◆ **What the exercise asks**
Write out the entries again. Match each one exactly.

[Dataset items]

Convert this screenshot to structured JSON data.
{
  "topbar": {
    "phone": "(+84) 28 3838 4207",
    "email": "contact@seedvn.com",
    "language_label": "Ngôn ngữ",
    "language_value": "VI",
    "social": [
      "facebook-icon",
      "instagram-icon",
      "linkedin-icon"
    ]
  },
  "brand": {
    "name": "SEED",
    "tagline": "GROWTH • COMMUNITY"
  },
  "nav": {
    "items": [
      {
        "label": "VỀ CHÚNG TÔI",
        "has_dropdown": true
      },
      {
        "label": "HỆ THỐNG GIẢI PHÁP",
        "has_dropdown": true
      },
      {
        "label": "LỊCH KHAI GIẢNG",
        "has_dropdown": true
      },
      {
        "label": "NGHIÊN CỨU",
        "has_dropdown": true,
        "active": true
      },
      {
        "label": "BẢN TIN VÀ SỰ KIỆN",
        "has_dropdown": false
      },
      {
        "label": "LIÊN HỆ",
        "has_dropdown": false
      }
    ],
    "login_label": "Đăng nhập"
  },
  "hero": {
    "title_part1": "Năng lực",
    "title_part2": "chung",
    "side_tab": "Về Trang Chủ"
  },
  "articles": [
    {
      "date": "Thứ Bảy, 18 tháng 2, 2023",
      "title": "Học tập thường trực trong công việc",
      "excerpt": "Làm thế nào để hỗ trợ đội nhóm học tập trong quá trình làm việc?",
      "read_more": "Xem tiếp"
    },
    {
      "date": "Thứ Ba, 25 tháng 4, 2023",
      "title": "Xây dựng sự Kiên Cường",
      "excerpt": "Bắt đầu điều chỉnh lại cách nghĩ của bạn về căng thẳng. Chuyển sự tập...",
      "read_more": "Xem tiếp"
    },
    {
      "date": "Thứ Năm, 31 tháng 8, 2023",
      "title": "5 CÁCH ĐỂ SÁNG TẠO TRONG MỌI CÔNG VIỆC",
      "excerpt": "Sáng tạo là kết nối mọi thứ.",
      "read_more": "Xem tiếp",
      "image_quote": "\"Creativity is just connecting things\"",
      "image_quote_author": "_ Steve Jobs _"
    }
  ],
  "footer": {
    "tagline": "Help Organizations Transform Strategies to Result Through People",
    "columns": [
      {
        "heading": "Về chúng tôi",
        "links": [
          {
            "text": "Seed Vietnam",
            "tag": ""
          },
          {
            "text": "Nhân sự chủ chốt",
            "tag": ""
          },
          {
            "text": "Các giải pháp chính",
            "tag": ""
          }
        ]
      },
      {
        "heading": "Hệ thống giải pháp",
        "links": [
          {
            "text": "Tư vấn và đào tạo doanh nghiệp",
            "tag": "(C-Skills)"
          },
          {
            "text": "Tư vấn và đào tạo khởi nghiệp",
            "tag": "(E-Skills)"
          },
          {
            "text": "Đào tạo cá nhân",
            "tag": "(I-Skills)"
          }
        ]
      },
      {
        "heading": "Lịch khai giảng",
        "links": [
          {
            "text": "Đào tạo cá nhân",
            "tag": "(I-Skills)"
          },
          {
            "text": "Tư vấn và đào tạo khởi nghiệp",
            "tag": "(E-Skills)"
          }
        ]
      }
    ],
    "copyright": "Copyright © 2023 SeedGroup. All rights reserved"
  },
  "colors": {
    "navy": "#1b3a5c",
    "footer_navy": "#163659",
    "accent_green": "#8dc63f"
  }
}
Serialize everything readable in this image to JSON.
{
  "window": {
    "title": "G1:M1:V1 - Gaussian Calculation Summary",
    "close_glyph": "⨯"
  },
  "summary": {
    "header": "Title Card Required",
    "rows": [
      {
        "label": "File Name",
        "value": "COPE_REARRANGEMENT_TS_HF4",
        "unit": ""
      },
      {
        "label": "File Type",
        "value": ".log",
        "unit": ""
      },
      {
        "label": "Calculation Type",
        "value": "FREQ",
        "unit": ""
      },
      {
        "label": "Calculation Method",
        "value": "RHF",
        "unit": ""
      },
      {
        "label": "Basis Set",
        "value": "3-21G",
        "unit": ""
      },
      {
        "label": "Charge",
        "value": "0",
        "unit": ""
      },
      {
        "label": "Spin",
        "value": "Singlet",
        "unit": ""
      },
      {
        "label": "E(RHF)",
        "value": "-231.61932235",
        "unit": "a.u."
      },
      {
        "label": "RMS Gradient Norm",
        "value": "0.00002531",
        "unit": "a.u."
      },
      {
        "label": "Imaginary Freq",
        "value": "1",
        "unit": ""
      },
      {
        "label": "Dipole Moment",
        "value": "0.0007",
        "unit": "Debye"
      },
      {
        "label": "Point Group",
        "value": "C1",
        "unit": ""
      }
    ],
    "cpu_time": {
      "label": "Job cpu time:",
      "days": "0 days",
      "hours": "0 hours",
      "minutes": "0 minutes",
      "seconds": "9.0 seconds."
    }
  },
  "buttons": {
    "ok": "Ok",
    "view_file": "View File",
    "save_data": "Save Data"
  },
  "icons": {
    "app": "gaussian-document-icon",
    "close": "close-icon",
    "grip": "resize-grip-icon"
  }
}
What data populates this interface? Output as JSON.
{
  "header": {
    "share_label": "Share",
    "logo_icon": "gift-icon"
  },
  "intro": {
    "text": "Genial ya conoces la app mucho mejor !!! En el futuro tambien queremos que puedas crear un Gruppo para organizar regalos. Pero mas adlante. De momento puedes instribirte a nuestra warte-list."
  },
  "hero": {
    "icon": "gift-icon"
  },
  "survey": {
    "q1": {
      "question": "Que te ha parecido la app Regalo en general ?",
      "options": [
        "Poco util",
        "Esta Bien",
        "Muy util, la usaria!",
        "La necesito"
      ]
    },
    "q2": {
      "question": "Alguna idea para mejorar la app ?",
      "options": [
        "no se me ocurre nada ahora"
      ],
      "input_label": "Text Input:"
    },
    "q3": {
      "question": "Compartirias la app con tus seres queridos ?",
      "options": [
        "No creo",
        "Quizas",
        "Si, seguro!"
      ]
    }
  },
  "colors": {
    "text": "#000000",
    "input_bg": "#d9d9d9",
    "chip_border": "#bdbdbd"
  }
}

◆ **Answer section**
Convert this screenshot to structured JSON data.
{
  "topbar": {
    "phone": "(+84) 28 3838 4207",
    "email": "contact@seedvn.com",
    "language_label": "Ngôn ngữ",
    "language_value": "VI",
    "social": [
      "facebook-icon",
      "instagram-icon",
      "linkedin-icon"
    ]
  },
  "brand": {
    "name": "SEED",
    "tagline": "GROWTH • COMMUNITY"
  },
  "nav": {
    "items": [
      {
        "label": "VỀ CHÚNG TÔI",
        "has_dropdown": true
      },
      {
        "label": "HỆ THỐNG GIẢI PHÁP",
        "has_dropdown": true
      },
      {
        "label": "LỊCH KHAI GIẢNG",
        "has_dropdown": true
      },
      {
        "label": "NGHIÊN CỨU",
        "has_dropdown": true,
        "active": true
      },
      {
        "label": "BẢN TIN VÀ SỰ KIỆN",
        "has_dropdown": false
      },
      {
        "label": "LIÊN HỆ",
        "has_dropdown": false
      }
    ],
    "login_label": "Đăng nhập"
  },
  "hero": {
    "title_part1": "Năng lực",
    "title_part2": "chung",
    "side_tab": "Về Trang Chủ"
  },
  "articles": [
    {
      "date": "Thứ Bảy, 18 tháng 2, 2023",
      "title": "Học tập thường trực trong công việc",
      "excerpt": "Làm thế nào để hỗ trợ đội nhóm học tập trong quá trình làm việc?",
      "read_more": "Xem tiếp"
    },
    {
      "date": "Thứ Ba, 25 tháng 4, 2023",
      "title": "Xây dựng sự Kiên Cường",
      "excerpt": "Bắt đầu điều chỉnh lại cách nghĩ của bạn về căng thẳng. Chuyển sự tập...",
      "read_more": "Xem tiếp"
    },
    {
      "date": "Thứ Năm, 31 tháng 8, 2023",
      "title": "5 CÁCH ĐỂ SÁNG TẠO TRONG MỌI CÔNG VIỆC",
      "excerpt": "Sáng tạo là kết nối mọi thứ.",
      "read_more": "Xem tiếp",
      "image_quote": "\"Creativity is just connecting things\"",
      "image_quote_author": "_ Steve Jobs _"
    }
  ],
  "footer": {
    "tagline": "Help Organizations Transform Strategies to Result Through People",
    "columns": [
      {
        "heading": "Về chúng tôi",
        "links": [
          {
            "text": "Seed Vietnam",
            "tag": ""
          },
          {
            "text": "Nhân sự chủ chốt",
            "tag": ""
          },
          {
            "text": "Các giải pháp chính",
            "tag": ""
          }
        ]
      },
      {
        "heading": "Hệ thống giải pháp",
        "links": [
          {
            "text": "Tư vấn và đào tạo doanh nghiệp",
            "tag": "(C-Skills)"
          },
          {
            "text": "Tư vấn và đào tạo khởi nghiệp",
            "tag": "(E-Skills)"
          },
          {
            "text": "Đào tạo cá nhân",
            "tag": "(I-Skills)"
          }
        ]
      },
      {
        "heading": "Lịch khai giảng",
        "links": [
          {
            "text": "Đào tạo cá nhân",
            "tag": "(I-Skills)"
          },
          {
            "text": "Tư vấn và đào tạo khởi nghiệp",
            "tag": "(E-Skills)"
          }
        ]
      }
    ],
    "copyright": "Copyright © 2023 SeedGroup. All rights reserved"
  },
  "colors": {
    "navy": "#1b3a5c",
    "footer_navy": "#163659",
    "accent_green": "#8dc63f"
  }
}
Serialize everything readable in this image to JSON.
{
  "window": {
    "title": "G1:M1:V1 - Gaussian Calculation Summary",
    "close_glyph": "⨯"
  },
  "summary": {
    "header": "Title Card Required",
    "rows": [
      {
        "label": "File Name",
        "value": "COPE_REARRANGEMENT_TS_HF4",
        "unit": ""
      },
      {
        "label": "File Type",
        "value": ".log",
        "unit": ""
      },
      {
        "label": "Calculation Type",
        "value": "FREQ",
        "unit": ""
      },
      {
        "label": "Calculation Method",
        "value": "RHF",
        "unit": ""
      },
      {
        "label": "Basis Set",
        "value": "3-21G",
        "unit": ""
      },
      {
        "label": "Charge",
        "value": "0",
        "unit": ""
      },
      {
        "label": "Spin",
        "value": "Singlet",
        "unit": ""
      },
      {
        "label": "E(RHF)",
        "value": "-231.61932235",
        "unit": "a.u."
      },
      {
        "label": "RMS Gradient Norm",
        "value": "0.00002531",
        "unit": "a.u."
      },
      {
        "label": "Imaginary Freq",
        "value": "1",
        "unit": ""
      },
      {
        "label": "Dipole Moment",
        "value": "0.0007",
        "unit": "Debye"
      },
      {
        "label": "Point Group",
        "value": "C1",
        "unit": ""
      }
    ],
    "cpu_time": {
      "label": "Job cpu time:",
      "days": "0 days",
      "hours": "0 hours",
      "minutes": "0 minutes",
      "seconds": "9.0 seconds."
    }
  },
  "buttons": {
    "ok": "Ok",
    "view_file": "View File",
    "save_data": "Save Data"
  },
  "icons": {
    "app": "gaussian-document-icon",
    "close": "close-icon",
    "grip": "resize-grip-icon"
  }
}
What data populates this interface? Output as JSON.
{
  "header": {
    "share_label": "Share",
    "logo_icon": "gift-icon"
  },
  "intro": {
    "text": "Genial ya conoces la app mucho mejor !!! En el futuro tambien queremos que puedas crear un Gruppo para organizar regalos. Pero mas adlante. De momento puedes instribirte a nuestra warte-list."
  },
  "hero": {
    "icon": "gift-icon"
  },
  "survey": {
    "q1": {
      "question": "Que te ha parecido la app Regalo en general ?",
      "options": [
        "Poco util",
        "Esta Bien",
        "Muy util, la usaria!",
        "La necesito"
      ]
    },
    "q2": {
      "question": "Alguna idea para mejorar la app ?",
      "options": [
        "no se me ocurre nada ahora"
      ],
      "input_label": "Text Input:"
    },
    "q3": {
      "question": "Compartirias la app con tus seres queridos ?",
      "options": [
        "No creo",
        "Quizas",
        "Si, seguro!"
      ]
    }
  },
  "colors": {
    "text": "#000000",
    "input_bg": "#d9d9d9",
    "chip_border": "#bdbdbd"
  }
}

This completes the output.